**WORK REQUEST:**
For every line in the material, set down an identical one.

**RECORD SET:**
────────────────

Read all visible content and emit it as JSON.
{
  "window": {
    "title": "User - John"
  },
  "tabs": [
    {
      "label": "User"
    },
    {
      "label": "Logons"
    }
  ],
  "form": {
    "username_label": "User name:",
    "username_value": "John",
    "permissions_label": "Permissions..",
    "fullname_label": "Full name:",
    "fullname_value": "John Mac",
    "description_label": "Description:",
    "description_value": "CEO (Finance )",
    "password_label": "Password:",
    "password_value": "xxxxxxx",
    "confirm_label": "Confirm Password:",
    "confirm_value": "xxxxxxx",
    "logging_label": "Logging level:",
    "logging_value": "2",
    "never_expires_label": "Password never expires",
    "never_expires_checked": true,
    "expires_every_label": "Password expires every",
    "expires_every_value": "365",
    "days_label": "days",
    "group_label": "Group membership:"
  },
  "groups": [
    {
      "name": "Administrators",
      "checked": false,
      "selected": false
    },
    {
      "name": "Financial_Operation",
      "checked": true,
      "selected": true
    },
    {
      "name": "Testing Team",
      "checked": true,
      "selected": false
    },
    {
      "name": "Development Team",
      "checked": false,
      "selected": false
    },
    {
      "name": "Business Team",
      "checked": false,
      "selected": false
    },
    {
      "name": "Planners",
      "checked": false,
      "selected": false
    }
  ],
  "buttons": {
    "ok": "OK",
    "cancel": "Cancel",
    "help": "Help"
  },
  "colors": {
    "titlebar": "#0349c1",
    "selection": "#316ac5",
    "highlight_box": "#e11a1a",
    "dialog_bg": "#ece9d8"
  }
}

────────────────

**OUTPUT:**
Read all visible content and emit it as JSON.
{
  "window": {
    "title": "User - John"
  },
  "tabs": [
    {
      "label": "User"
    },
    {
      "label": "Logons"
    }
  ],
  "form": {
    "username_label": "User name:",
    "username_value": "John",
    "permissions_label": "Permissions..",
    "fullname_label": "Full name:",
    "fullname_value": "John Mac",
    "description_label": "Description:",
    "description_value": "CEO (Finance )",
    "password_label": "Password:",
    "password_value": "xxxxxxx",
    "confirm_label": "Confirm Password:",
    "confirm_value": "xxxxxxx",
    "logging_label": "Logging level:",
    "logging_value": "2",
    "never_expires_label": "Password never expires",
    "never_expires_checked": true,
    "expires_every_label": "Password expires every",
    "expires_every_value": "365",
    "days_label": "days",
    "group_label": "Group membership:"
  },
  "groups": [
    {
      "name": "Administrators",
      "checked": false,
      "selected": false
    },
    {
      "name": "Financial_Operation",
      "checked": true,
      "selected": true
    },
    {
      "name": "Testing Team",
      "checked": true,
      "selected": false
    },
    {
      "name": "Development Team",
      "checked": false,
      "selected": false
    },
    {
      "name": "Business Team",
      "checked": false,
      "selected": false
    },
    {
      "name": "Planners",
      "checked": false,
      "selected": false
    }
  ],
  "buttons": {
    "ok": "OK",
    "cancel": "Cancel",
    "help": "Help"
  },
  "colors": {
    "titlebar": "#0349c1",
    "selection": "#316ac5",
    "highlight_box": "#e11a1a",
    "dialog_bg": "#ece9d8"
  }
}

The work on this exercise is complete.